Feder's plan was designed with good intentions. The logistics of carrying it out, however, could prove to be a challenge. If slots and V.L.T.s were prohibited in coffee shops, for example, some coffee shop proprietors might balk at the new rules. Money-wagering games, though addictive and potentially hazardous, provide a profitable customer draw for business owners. Put simply, a coffee shop owner who unplugs his V.L.T.s would lose money to the coffee shop owner who does not unplug his V.L.T.s.
Feder's plan could also play out in another way. Instead of strictly prohibiting slots and V.L.T.s in public places, the government could reward businesses who voluntarily rid themselves of the machinery with a tax break. Critics fear, however, that a tax break would not be enough of an incentive to convince businesses to take the plunge. Small businesses thrive on their ability to draw customers; when the draw is gone, profits sink. No tax break could rival such a huge financial drawback.
V.L.T.s: High Winning Odds
Part of the reason Italy's V.L.T.s are so popular is that they sport high winning odds. The payout on V.L.T.s must, by law, be at least 85 percent. For every $100 wagered on a V.L.T., $85 will eventually be returned to players in winnings. The trick, of course, is to be one of the players who nabs those winnings.
Only Internet gambling offers a higher winning percentage than the Italian V.L.T. Online (click for info), some players can expect up to 98 percent of the money they wager to be returned, either to them or somebody else. Once again, the trick is to be the player that wins.
Online Gambling in Italy
In 2006, Italian officials tried to block citizen access to a Malta gaming authority website. In so doing, the country was trying to protect its own financial interests by keeping profits at home. According to EU law, however, Internet borders must be kept open in terms of online gambling. It was ruled that Italy must allow its citizens to freely gamble via other EU-affiliated sites.

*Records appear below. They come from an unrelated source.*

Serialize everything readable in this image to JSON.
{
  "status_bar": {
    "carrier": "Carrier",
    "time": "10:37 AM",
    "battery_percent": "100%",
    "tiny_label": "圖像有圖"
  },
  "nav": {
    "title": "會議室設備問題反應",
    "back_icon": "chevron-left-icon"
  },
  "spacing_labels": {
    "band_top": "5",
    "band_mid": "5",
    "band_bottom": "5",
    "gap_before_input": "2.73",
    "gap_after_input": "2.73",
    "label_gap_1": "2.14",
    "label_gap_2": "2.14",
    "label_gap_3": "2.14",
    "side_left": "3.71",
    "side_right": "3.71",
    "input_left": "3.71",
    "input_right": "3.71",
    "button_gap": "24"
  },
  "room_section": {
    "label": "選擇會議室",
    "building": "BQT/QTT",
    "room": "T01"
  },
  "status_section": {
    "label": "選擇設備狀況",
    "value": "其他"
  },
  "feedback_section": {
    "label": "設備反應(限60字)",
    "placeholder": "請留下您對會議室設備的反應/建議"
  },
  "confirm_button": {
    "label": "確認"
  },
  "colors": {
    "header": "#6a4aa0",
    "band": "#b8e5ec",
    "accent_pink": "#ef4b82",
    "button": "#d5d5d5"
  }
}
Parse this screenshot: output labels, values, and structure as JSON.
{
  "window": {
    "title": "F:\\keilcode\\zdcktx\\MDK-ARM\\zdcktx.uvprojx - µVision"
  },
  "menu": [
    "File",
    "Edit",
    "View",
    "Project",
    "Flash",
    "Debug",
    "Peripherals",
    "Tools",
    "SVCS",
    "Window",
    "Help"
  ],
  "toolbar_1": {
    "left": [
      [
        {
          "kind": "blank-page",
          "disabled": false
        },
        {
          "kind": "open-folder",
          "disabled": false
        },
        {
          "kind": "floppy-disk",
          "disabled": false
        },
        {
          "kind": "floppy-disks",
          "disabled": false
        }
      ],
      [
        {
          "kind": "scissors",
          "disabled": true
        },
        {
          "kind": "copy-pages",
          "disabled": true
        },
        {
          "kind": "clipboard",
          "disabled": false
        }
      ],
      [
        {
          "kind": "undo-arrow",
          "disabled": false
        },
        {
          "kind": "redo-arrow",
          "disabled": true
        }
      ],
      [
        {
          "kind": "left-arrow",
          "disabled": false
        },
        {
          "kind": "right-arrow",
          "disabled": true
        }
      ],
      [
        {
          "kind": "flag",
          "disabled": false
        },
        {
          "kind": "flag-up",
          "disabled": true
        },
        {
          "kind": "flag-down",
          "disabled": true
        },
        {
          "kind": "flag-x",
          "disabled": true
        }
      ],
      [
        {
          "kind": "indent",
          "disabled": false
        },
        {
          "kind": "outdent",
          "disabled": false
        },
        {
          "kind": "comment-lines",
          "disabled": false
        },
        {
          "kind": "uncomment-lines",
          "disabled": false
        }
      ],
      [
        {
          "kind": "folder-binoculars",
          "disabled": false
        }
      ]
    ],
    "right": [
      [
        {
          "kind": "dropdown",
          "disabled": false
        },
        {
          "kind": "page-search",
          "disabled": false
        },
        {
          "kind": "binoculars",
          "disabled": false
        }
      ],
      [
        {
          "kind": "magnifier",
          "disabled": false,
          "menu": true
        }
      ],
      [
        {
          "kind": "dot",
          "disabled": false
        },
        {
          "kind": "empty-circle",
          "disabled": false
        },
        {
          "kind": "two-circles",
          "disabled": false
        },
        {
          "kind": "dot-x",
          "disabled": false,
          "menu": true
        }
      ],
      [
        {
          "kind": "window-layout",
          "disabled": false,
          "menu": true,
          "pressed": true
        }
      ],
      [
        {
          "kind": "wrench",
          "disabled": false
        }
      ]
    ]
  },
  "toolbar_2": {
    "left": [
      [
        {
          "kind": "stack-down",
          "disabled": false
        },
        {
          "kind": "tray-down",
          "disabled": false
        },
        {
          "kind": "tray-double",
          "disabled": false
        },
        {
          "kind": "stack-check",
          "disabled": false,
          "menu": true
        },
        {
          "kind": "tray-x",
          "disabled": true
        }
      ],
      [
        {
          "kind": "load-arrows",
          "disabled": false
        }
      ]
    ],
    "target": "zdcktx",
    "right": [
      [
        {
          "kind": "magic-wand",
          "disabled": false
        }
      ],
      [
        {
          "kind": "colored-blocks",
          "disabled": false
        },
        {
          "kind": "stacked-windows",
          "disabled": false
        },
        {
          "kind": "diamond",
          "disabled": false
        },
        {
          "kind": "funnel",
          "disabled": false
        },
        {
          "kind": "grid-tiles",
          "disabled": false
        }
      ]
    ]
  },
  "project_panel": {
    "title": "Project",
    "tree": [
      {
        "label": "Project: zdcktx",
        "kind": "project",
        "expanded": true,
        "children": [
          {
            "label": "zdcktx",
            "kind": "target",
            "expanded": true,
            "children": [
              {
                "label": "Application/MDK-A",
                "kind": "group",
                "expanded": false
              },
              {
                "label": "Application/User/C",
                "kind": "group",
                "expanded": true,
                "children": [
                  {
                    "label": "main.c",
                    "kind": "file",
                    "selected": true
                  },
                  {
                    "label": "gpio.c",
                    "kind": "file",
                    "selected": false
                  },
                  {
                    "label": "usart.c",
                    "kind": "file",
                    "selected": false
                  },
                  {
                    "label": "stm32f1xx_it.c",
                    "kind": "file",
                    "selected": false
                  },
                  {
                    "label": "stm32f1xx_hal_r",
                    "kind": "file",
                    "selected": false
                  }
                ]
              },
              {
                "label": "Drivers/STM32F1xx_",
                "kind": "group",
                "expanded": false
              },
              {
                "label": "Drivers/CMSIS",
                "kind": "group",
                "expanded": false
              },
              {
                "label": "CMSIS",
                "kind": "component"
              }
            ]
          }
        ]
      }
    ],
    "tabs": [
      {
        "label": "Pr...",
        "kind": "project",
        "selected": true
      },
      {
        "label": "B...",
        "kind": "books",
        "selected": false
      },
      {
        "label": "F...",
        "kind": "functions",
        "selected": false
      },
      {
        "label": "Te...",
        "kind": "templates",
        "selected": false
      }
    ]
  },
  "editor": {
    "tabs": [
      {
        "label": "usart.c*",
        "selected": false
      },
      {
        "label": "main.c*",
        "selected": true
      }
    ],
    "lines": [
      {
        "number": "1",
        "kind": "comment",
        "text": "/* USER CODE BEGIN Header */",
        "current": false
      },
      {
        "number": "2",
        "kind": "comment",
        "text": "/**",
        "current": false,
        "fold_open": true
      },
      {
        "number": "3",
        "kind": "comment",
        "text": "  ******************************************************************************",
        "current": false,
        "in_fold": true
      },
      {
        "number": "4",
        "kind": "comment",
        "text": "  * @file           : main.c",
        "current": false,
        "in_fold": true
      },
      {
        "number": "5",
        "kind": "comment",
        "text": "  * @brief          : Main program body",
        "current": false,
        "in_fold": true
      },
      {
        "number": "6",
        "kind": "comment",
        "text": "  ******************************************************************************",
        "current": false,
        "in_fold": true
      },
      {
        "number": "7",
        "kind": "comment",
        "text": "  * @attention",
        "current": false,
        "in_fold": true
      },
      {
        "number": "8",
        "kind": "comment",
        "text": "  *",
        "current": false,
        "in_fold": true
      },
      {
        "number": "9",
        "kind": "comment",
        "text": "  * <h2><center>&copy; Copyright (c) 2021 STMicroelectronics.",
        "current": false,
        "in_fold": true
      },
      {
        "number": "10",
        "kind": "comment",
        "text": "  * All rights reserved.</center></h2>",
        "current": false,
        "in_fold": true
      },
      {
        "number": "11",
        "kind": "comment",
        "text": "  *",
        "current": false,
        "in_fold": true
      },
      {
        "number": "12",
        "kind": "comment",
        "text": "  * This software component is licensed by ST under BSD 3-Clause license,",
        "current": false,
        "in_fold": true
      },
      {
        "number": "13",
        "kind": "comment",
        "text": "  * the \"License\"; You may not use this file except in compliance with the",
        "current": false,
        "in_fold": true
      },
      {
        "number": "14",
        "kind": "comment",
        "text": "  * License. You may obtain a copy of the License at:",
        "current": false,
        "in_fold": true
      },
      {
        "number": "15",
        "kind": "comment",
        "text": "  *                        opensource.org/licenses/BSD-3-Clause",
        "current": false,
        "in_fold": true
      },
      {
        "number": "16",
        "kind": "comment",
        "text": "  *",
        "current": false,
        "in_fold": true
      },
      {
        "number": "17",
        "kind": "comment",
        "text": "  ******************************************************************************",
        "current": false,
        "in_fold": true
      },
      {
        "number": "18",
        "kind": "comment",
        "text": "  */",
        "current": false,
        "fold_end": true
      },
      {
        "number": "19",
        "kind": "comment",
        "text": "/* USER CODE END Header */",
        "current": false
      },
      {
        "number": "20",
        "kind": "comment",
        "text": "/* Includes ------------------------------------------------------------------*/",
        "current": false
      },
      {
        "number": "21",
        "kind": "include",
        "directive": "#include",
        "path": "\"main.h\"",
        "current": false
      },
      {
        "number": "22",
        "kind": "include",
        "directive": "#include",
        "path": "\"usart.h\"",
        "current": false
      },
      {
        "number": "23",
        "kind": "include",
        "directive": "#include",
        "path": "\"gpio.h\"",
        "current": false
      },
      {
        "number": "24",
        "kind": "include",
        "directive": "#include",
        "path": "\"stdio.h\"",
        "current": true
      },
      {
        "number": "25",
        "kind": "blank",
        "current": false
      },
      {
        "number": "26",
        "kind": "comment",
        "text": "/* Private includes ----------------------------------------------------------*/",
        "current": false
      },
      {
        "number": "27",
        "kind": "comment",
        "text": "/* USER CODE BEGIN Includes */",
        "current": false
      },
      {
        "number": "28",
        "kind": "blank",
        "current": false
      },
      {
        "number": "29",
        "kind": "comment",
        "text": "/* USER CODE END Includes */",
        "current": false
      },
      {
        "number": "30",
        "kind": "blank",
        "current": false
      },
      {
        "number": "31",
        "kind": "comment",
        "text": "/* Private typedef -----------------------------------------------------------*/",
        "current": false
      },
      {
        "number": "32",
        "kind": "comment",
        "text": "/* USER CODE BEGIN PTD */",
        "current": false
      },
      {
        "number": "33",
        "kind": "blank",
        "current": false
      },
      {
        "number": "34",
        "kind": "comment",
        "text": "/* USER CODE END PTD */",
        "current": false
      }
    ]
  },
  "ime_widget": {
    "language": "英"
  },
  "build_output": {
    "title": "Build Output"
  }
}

A similar conflict rages right now between the U.S. and Antigua. Years ago, the U.S. blocked citizen access to Antigua online gaming sites in order to protect its own financial interests. The World Trade Organization intervened, decreeing that Internet gambling borders must be kept open between all countries that subscribe to its treaty. This conflict has yet to be resolved.